The Medici controlled fifteenth-century Florence. Other Italian rulers treated Lorenzo the Magnificent (1449-1492) as an equal. To his close associates he was "the boss" ("master of the workshop"). But Lorenzo liked to say he was just another Florentine citizen. Were the Medici like the kings, princes and despots of contemporary Italy? Or were they just powerful citizens? This book takes a novel, comparative approach. It sets Medici rule against princely states such as Milan and Ferrara. It asks how much the Medici changed Florence and contrasts their supremacy with earlier Florentine regimes. The contributors take diverse angles, focusing on politics, political thought, social history, economic policy, religion, the church, humanism, intellectual history, Italian literature, theater, festivals, music, imagery, iconography, architecture, historiography, and marriage. This book is perfect for students of History, Renaissance Studies, Italian Literature, Art History or anyone keen to learn about one of history's most colorful, influential and puzzling families
This comprehensive, interdisciplinary monograph will deal with many aspects of the San Lorenzo basilica, extending from its foundation as Florence’s palaeochristian cathedral to the modern era. Florence's Basilica di San Lorenzo, the city’s first cathedral and the center of liturgical patronage of the Medici and their grand ducal successors from the late Trecento until the nineteenth century, is one of the most frequently studied churches in Florence. Modern studies have tended, however, to focus on limited and specific aspects of the complex, and the lion’s share of research published since the nineteenth century deals with the period from Brunelleschi to Michelangelo, or from Cosimo il Vecchio to Cosimo I. The San Lorenzo project has already produced a conference, held at I Tatti on 27-30 May 2009, and a series of sessions at the 2010 annual meeting of the Renaissance Society of America. Energies are now focused on the monograph, with chapters that address a broad range of questions. These include the urban setting of the churches and the parish, San Lorenzo's relations with other ecclesiastical institutions, the individual buildings, the clergy, chapels and altars, the chapter's administration and financial structure, liturgical furnishings, music, liturgy, preaching, the demographics of parish life, and the annual or ephemeral festal practices on the site. Each chapter will offer an extensive exploration of its topic, wide-ranging in its historical scope and wherever possible dealing not merely with brief moments of history but with the longue durée. Each will include new research, the publication of relevant documents, and a careful critical assessment of the historiography.
Introduction: the tales madness tells -- Incapacity, guardianship, and the Tuscan family -- "Madness is punishment enough": the insanity defense -- Spending without measure: madness, money, and the marketplace -- From madness to sickness -- The curious case of forensic medicine: the dog that didn't bark in the night -- Conclusion.

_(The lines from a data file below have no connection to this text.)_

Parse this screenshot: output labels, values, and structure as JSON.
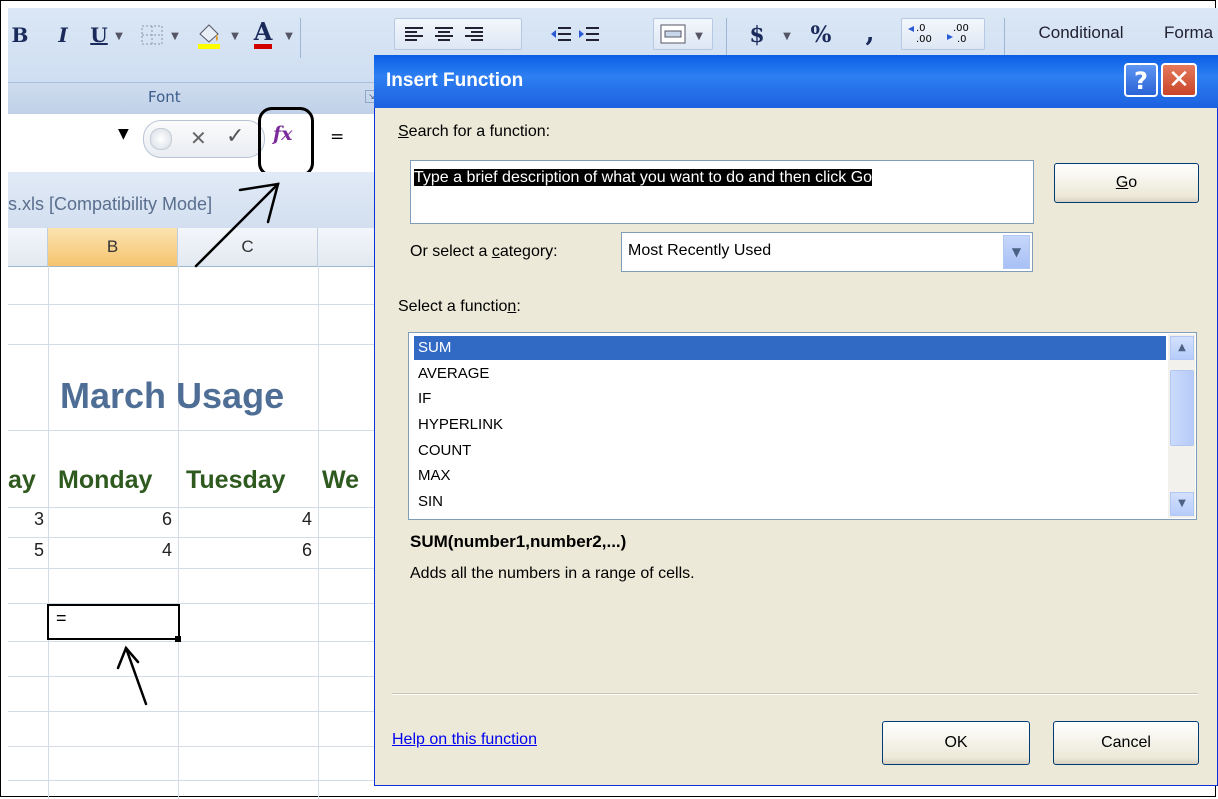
{
  "ribbon": {
    "bold": "B",
    "italic": "I",
    "underline": "U",
    "font_group_label": "Font",
    "number_currency": "$",
    "number_percent": "%",
    "number_comma": ",",
    "conditional_label": "Conditional",
    "format_label": "Forma"
  },
  "formula_bar": {
    "cancel_glyph": "✕",
    "enter_glyph": "✓",
    "fx_label": "fx",
    "equals": "="
  },
  "window": {
    "title": "s.xls  [Compatibility Mode]"
  },
  "sheet": {
    "columns": [
      "B",
      "C"
    ],
    "title": "March Usage",
    "day_headers": [
      "ay",
      "Monday",
      "Tuesday",
      "We"
    ],
    "row1": [
      "3",
      "6",
      "4"
    ],
    "row2": [
      "5",
      "4",
      "6"
    ],
    "active_cell_value": "="
  },
  "dialog": {
    "title": "Insert Function",
    "help_glyph": "?",
    "close_glyph": "✕",
    "search_label_accel": "S",
    "search_label_rest": "earch for a function:",
    "search_value": "Type a brief description of what you want to do and then click Go",
    "go_label_accel": "G",
    "go_label_rest": "o",
    "category_label_pre": "Or select a ",
    "category_label_accel": "c",
    "category_label_post": "ategory:",
    "category_value": "Most Recently Used",
    "select_label_pre": "Select a functio",
    "select_label_accel": "n",
    "select_label_post": ":",
    "functions": [
      "SUM",
      "AVERAGE",
      "IF",
      "HYPERLINK",
      "COUNT",
      "MAX",
      "SIN"
    ],
    "selected_function": "SUM",
    "signature": "SUM(number1,number2,...)",
    "description": "Adds all the numbers in a range of cells.",
    "help_link": "Help on this function",
    "ok_label": "OK",
    "cancel_label": "Cancel"
  }
}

Scholasticism, appropriation, and censure -- Humanists' invectives and Aristotle's impiety -- Renaissance Aristotle, Renaissance Averroes -- Italian Aristotelianism after Pomponazzi -- Religious reform and the reassessment of Aristotelianism -- Learned anti-Aristoteliansim -- History, erudition, and Aristotle's past -- Pious novelty.
"The core of this book is the catalogue of the Italian sources of Dürer's artwork; the chronological organization of the entries helps to trace a new image of Dürer as both a theorist of art and science, and a master engraver and painter, with results that substantially change our vision of his relationship with Italy. The volume also offers a first analytical index of Dürer's treatises kept in the Italian libraries"--Provided by publisher.